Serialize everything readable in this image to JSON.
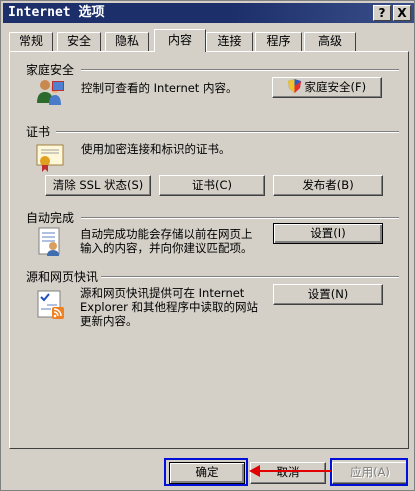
{
  "window": {
    "title": "Internet 选项",
    "help_label": "?",
    "close_label": "X"
  },
  "tabs": [
    {
      "label": "常规"
    },
    {
      "label": "安全"
    },
    {
      "label": "隐私"
    },
    {
      "label": "内容",
      "active": true
    },
    {
      "label": "连接"
    },
    {
      "label": "程序"
    },
    {
      "label": "高级"
    }
  ],
  "family_safety": {
    "heading": "家庭安全",
    "description": "控制可查看的 Internet 内容。",
    "button_label": "家庭安全(F)",
    "icon": "family-safety-icon"
  },
  "certificates": {
    "heading": "证书",
    "description": "使用加密连接和标识的证书。",
    "clear_ssl_label": "清除 SSL 状态(S)",
    "certificates_label": "证书(C)",
    "publishers_label": "发布者(B)",
    "icon": "certificate-icon"
  },
  "autocomplete": {
    "heading": "自动完成",
    "description_line1": "自动完成功能会存储以前在网页上",
    "description_line2": "输入的内容，并向你建议匹配项。",
    "settings_label": "设置(I)",
    "icon": "autocomplete-icon"
  },
  "feeds": {
    "heading": "源和网页快讯",
    "description_line1": "源和网页快讯提供可在 Internet",
    "description_line2": "Explorer 和其他程序中读取的网站",
    "description_line3": "更新内容。",
    "settings_label": "设置(N)",
    "icon": "rss-feed-icon"
  },
  "footer": {
    "ok_label": "确定",
    "cancel_label": "取消",
    "apply_label": "应用(A)"
  },
  "colors": {
    "title_bar": "#1c2f6b",
    "dialog_face": "#d4d0c8",
    "highlight_box": "#0010d8",
    "arrow": "#e00000"
  }
}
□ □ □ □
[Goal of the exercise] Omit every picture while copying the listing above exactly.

[Written solution]
Serialize everything readable in this image to JSON.
{
  "window": {
    "title": "Internet 选项",
    "help_label": "?",
    "close_label": "X"
  },
  "tabs": [
    {
      "label": "常规"
    },
    {
      "label": "安全"
    },
    {
      "label": "隐私"
    },
    {
      "label": "内容",
      "active": true
    },
    {
      "label": "连接"
    },
    {
      "label": "程序"
    },
    {
      "label": "高级"
    }
  ],
  "family_safety": {
    "heading": "家庭安全",
    "description": "控制可查看的 Internet 内容。",
    "button_label": "家庭安全(F)",
    "icon": "family-safety-icon"
  },
  "certificates": {
    "heading": "证书",
    "description": "使用加密连接和标识的证书。",
    "clear_ssl_label": "清除 SSL 状态(S)",
    "certificates_label": "证书(C)",
    "publishers_label": "发布者(B)",
    "icon": "certificate-icon"
  },
  "autocomplete": {
    "heading": "自动完成",
    "description_line1": "自动完成功能会存储以前在网页上",
    "description_line2": "输入的内容，并向你建议匹配项。",
    "settings_label": "设置(I)",
    "icon": "autocomplete-icon"
  },
  "feeds": {
    "heading": "源和网页快讯",
    "description_line1": "源和网页快讯提供可在 Internet",
    "description_line2": "Explorer 和其他程序中读取的网站",
    "description_line3": "更新内容。",
    "settings_label": "设置(N)",
    "icon": "rss-feed-icon"
  },
  "footer": {
    "ok_label": "确定",
    "cancel_label": "取消",
    "apply_label": "应用(A)"
  },
  "colors": {
    "title_bar": "#1c2f6b",
    "dialog_face": "#d4d0c8",
    "highlight_box": "#0010d8",
    "arrow": "#e00000"
  }
}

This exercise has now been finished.